What is one of the most common eating disorder in adolescence?

The most common eating disorders among adolescents are Anorexia Nervosa, Bulimia Nervosa and Binge-Eating Disorder. Even patients that do not meet all of the clinical criteria for an eating disorder can be at serious risk and should seek medical treatment.

Which of the following is an example of an eating disorder that would fall under the Osfed category?

If a person doesn’t meet the criteria for another eating disorder like binge eating disorder, bulimia, or anorexia, they might be diagnosed with OSFED. Individuals with OSFED all share the common trait of having disordered thoughts and behaviors about food and eating.

Does someone I know have an eating disorder?

Irregular appearance or disappearance of food in the household can indicate an eating disorder, as can a new anxiety around particular foods.
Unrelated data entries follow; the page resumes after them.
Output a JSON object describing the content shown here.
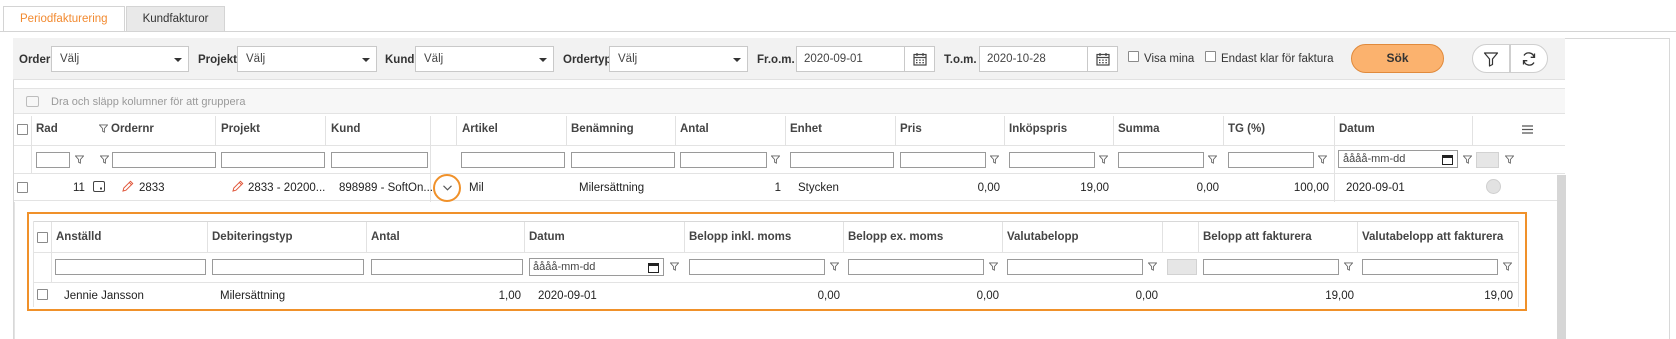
{
  "tabs": [
    {
      "label": "Periodfakturering",
      "active": true
    },
    {
      "label": "Kundfakturor",
      "active": false
    }
  ],
  "filters": {
    "order_label": "Order",
    "order_value": "Välj",
    "project_label": "Projekt",
    "project_value": "Välj",
    "customer_label": "Kund",
    "customer_value": "Välj",
    "ordertype_label": "Ordertyp",
    "ordertype_value": "Välj",
    "from_label": "Fr.o.m.",
    "from_value": "2020-09-01",
    "to_label": "T.o.m.",
    "to_value": "2020-10-28",
    "show_mine_label": "Visa mina",
    "show_mine_checked": false,
    "only_ready_label": "Endast klar för faktura",
    "only_ready_checked": false,
    "search_label": "Sök"
  },
  "group_hint": "Dra och släpp kolumner för att gruppera",
  "grid": {
    "headers": {
      "rad": "Rad",
      "ordernr": "Ordernr",
      "projekt": "Projekt",
      "kund": "Kund",
      "artikel": "Artikel",
      "benamning": "Benämning",
      "antal": "Antal",
      "enhet": "Enhet",
      "pris": "Pris",
      "inkopspris": "Inköpspris",
      "summa": "Summa",
      "tg": "TG (%)",
      "datum": "Datum"
    },
    "date_placeholder": "åååå-mm-dd",
    "row": {
      "rad": "11",
      "ordernr": "2833",
      "projekt": "2833 - 20200...",
      "kund": "898989 - SoftOn...",
      "artikel": "Mil",
      "benamning": "Milersättning",
      "antal": "1",
      "enhet": "Stycken",
      "pris": "0,00",
      "inkopspris": "19,00",
      "summa": "0,00",
      "tg": "100,00",
      "datum": "2020-09-01"
    }
  },
  "detail": {
    "headers": {
      "anstalld": "Anställd",
      "debiteringstyp": "Debiteringstyp",
      "antal": "Antal",
      "datum": "Datum",
      "belopp_inkl": "Belopp inkl. moms",
      "belopp_ex": "Belopp ex. moms",
      "valutabelopp": "Valutabelopp",
      "belopp_fakt": "Belopp att fakturera",
      "valuta_fakt": "Valutabelopp att fakturera"
    },
    "date_placeholder": "åååå-mm-dd",
    "row": {
      "anstalld": "Jennie Jansson",
      "debiteringstyp": "Milersättning",
      "antal": "1,00",
      "datum": "2020-09-01",
      "belopp_inkl": "0,00",
      "belopp_ex": "0,00",
      "valutabelopp": "0,00",
      "belopp_fakt": "19,00",
      "valuta_fakt": "19,00"
    }
  },
  "colors": {
    "accent": "#f28a30",
    "button": "#fbb26e",
    "highlight_border": "#f0912a"
  }
}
Look for whether a person has changed their thinking around food: talking constantly about food, weight or calories if they never really talked about those subjects before.

How does control play a role in eating disorders?

The disorder rises to power when one’s compulsion to control their eating habits is left unchecked and unrestrained, and they become overrun by their own need for discipline [2].

Which of these is an eating disorder in which patients have an obsessive fear of gaining weight?

Dieting behavior in anorexia nervosa is driven by an intense fear of gaining weight or becoming fat.

What is an example of EDNOS?

For example: A person with anorexia who weights 87% of her ideal body weight (IBW) technically has an EDNOS, because the guidelines say the individual should weigh no more than 85% of IBW to be considered anorexic.

Which of the following disorders is in the DSM 5 category of other specified feeding or eating disorder?

Atypical Anorexia Nervosa: All criteria are met, except despite significant weight loss, the individual’s weight is within or above the normal range.

What eating disorder is characterized by compulsive uncontrolled consumption of large quantities of food without subsequent purging?

Bulimia is an eating disorder. It is characterized by uncontrolled episodes of overeating (called bingeing). This is followed by purging by self-induced vomiting, misuse of laxatives, and other methods.

Is EDNOS in the DSM 5?

Other specified feeding or eating disorder (OSFED) is a DSM-5 category that, along with unspecified feeding or eating disorder (UFED), replaces the category formerly called eating disorder not otherwise specified (EDNOS) in the DSM-IV-TR.

What is Bigorexia disorder?

Bigorexia is defined by the Diagnostic and Statistical Manual (DSM-5) as a body dysmorphic disorder that triggers a preoccupation with the idea that your body is too small or not muscular enough.

What is the difference between anorexia athletica and anorexia nervosa?

Anorexia athletica is used to refer to “a disorder for athletes who engage in at least one unhealthy method of weight control”. Unlike anorexia nervosa, anorexia athletica does not have as much to do with body image as it does with performance.

Is eating disorder in the DSM?

According to the DSM-5, the category of other specified feeding or eating disorder (OSFED) is applicable to individuals who are experiencing significant distress due to symptoms that are similar to disorders such as anorexia, bulimia, and binge-eating disorder, but who do not meet the full criteria for a diagnosis of …

What does EDNOS look like?

Symptoms of Ednos

Ednos consists of cycles of restricting food, then bingeing, followed by purging after feelings of shame and guilt. An obsessive nature and over awareness is common surrounding food, weight, and calorie control, where restricting and avoiding meals is another of the many symptoms.

How does the DSM V characterize anorexia nervosa?

Anorexia Nervosa

In the update, DSM-V qualifies diagnosis if the person has reached a “significantly low weight,” giving treatment professionals the autonomy to specify the severity of the disorder. 2. Menstruation: Previously, women had to have three or more skipped periods to be diagnosed with anorexia nervosa.

Is bulimia nervosa recognized as a disorder in the DSM-5?

DSM-5 Diagnostic Criteria for Bulimia Nervosa

The Diagnostic and Statistical Manual of Mental Disorders (DSM-5) includes the following diagnostic criteria for bulimia nervosa: Recurrent episodes of binge eating.